  • If delusions/hallucinations, only treat if a threat to self/others, or interfere w/ care
  • AVOID POLYPHARMACY– proven that the more pills, the worse they feel and behave
    • Stop all unnecessary medications
  • Focus on TLC!
eds cholinesterase inhibitors
EDS- Cholinesterase inhibitors
  • Diagnosis of probable Alzheimer’s as per DSM-IV
  • Mild to moderate stage of disease, with MMSE of 10-26/30, <60 days of application
  • FAQ <60 days of application
  • Must discontinue all drugs with anticholinergic activity, at least 14 days before MMSE and FAQ given.
    • No concurrent anticholinergic therapy. Patients intolerant to one agent may be switched to a different agent.
  • Current Patients: Require 6 months assessment to continue, must not have both a >2 point reduction in MMSE and a 1 point increase in FAQ. Scores are compared to previous scores.
  • New Patients: Enter 3 month trial and must exhibit improvement in MMSE and FAQ scoring. RE-evaluate in 6 months as above.
eds continued
EDS continued:
  • MMSE must stay at or above 10 throughout treatment
  • The patient is monitored with these 2 scales (MMSE , FAQ) to ensure treatment is still effective. Once the patient is not responding to the medication (scores worsen with set guidelines, MMSE 2 point reduction, FAQ 1 point increase) coverage is stopped. The risk of treatment then outweighs the benefit and treatment is stopped.
references
References
  • Therapeutic Choices, 5th Edition
  • Alzheimer’s Society of Canada http://www.alzheimers.ca/english
  • RX Files
  • Rhett Carbno, College of Pharmacy Lecture Notes on Dementia.
  •  Robert J. Webb, MD. Medical Director, Hospice of the Shoals, and Palliative Care Service, ECM Hospital.
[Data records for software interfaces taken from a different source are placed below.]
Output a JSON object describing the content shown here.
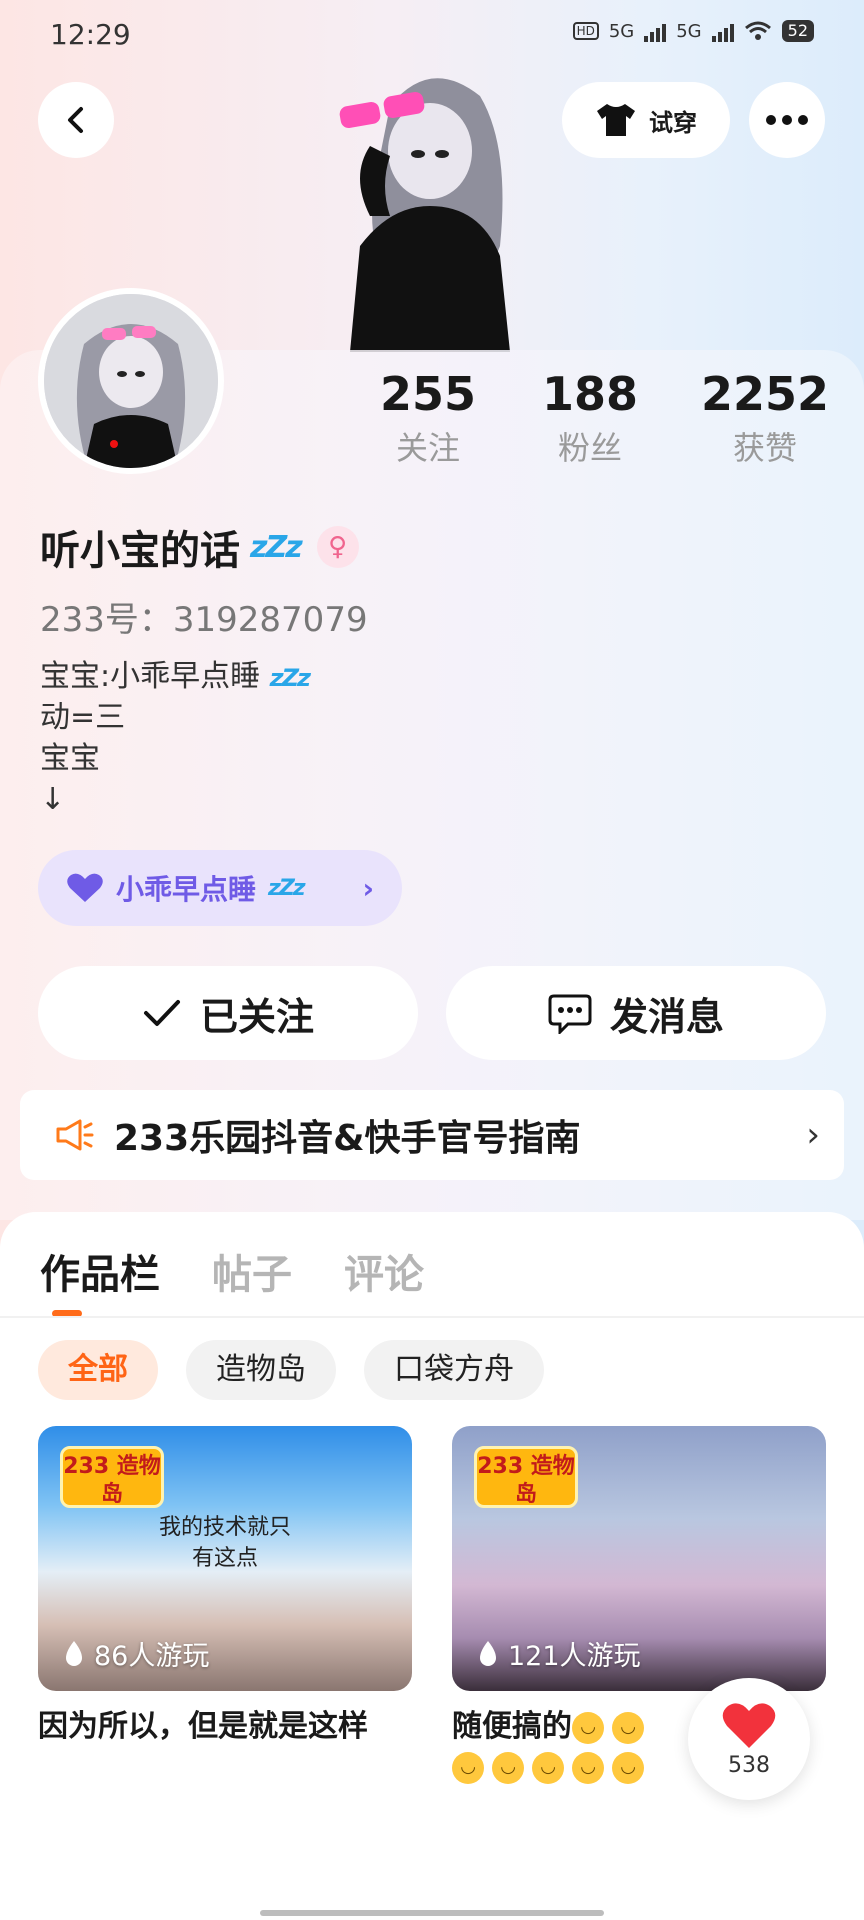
{
  "status_bar": {
    "time": "12:29",
    "network_1": "5G",
    "network_2": "5G",
    "battery": "52"
  },
  "header": {
    "try_on_label": "试穿"
  },
  "stats": [
    {
      "value": "255",
      "label": "关注"
    },
    {
      "value": "188",
      "label": "粉丝"
    },
    {
      "value": "2252",
      "label": "获赞"
    }
  ],
  "profile": {
    "name": "听小宝的话",
    "uid": "233号：319287079",
    "bio_lines": [
      "宝宝:小乖早点睡",
      "动=三",
      "宝宝",
      "↓"
    ],
    "tag_label": "小乖早点睡"
  },
  "actions": {
    "follow_label": "已关注",
    "message_label": "发消息"
  },
  "notice": {
    "text": "233乐园抖音&快手官号指南"
  },
  "tabs": [
    {
      "label": "作品栏",
      "active": true
    },
    {
      "label": "帖子",
      "active": false
    },
    {
      "label": "评论",
      "active": false
    }
  ],
  "filters": [
    {
      "label": "全部",
      "active": true
    },
    {
      "label": "造物岛",
      "active": false
    },
    {
      "label": "口袋方舟",
      "active": false
    }
  ],
  "works": [
    {
      "logo": "233 造物岛",
      "caption_lines": [
        "我的技术就只",
        "有这点"
      ],
      "plays": "86人游玩",
      "title": "因为所以，但是就是这样"
    },
    {
      "logo": "233 造物岛",
      "caption_lines": [],
      "plays": "121人游玩",
      "title": "随便搞的"
    }
  ],
  "like_float": {
    "count": "538"
  },
  "colors": {
    "accent_orange": "#ff6415",
    "tag_purple": "#6f5be6",
    "zzz_blue": "#2aa6e8"
  }
}
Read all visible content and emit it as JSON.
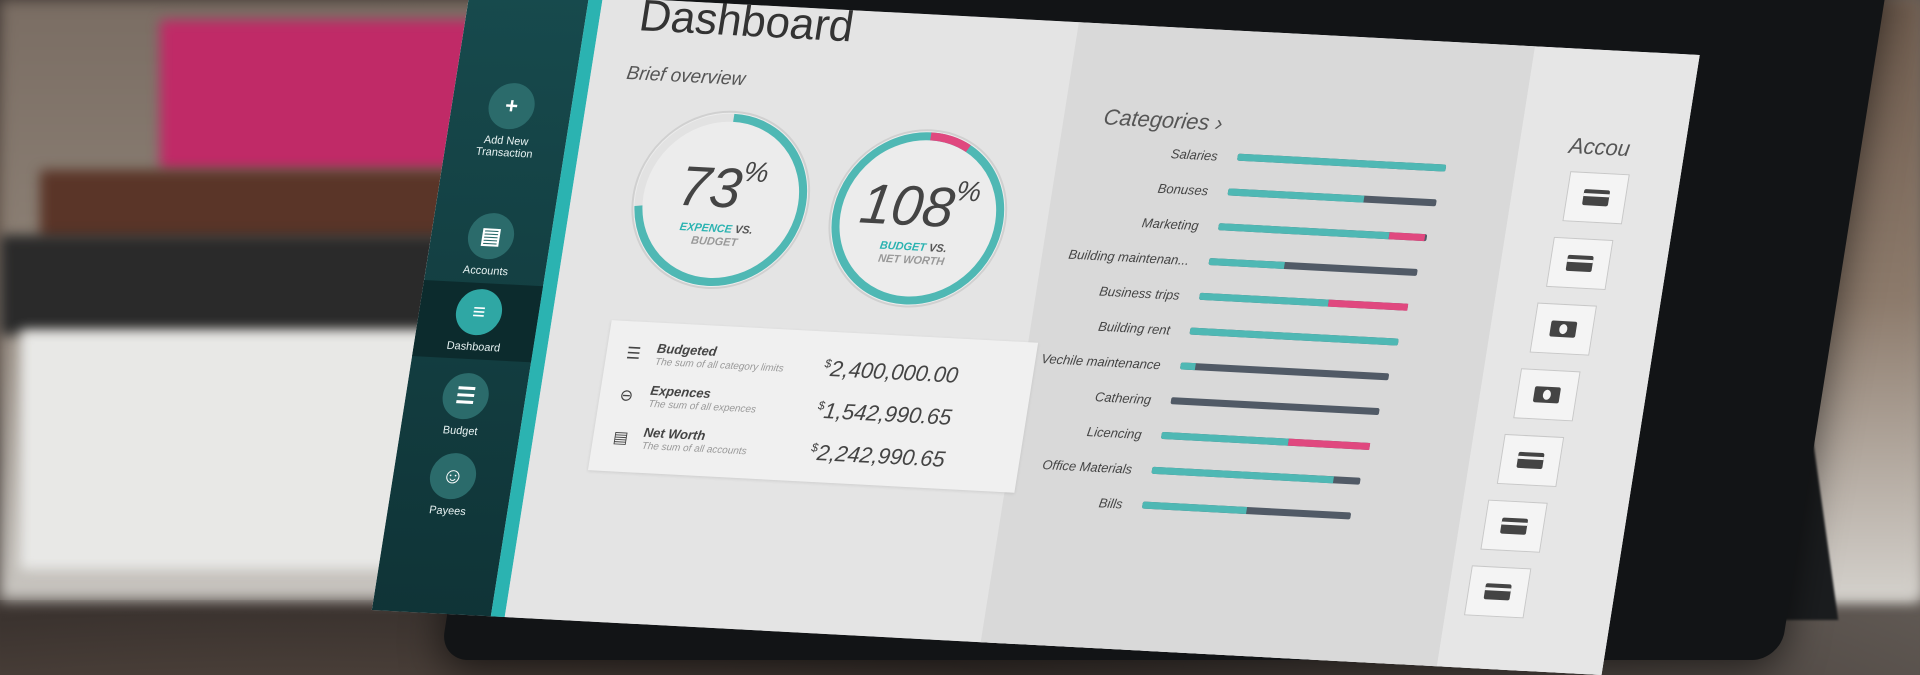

Florence, AL. Drugs for Dementia Lecture. March 11-12th, 2011.
  • Dementia Guide http://www.dementiaguide.com/aboutdementia/typesofdementia/alzheimers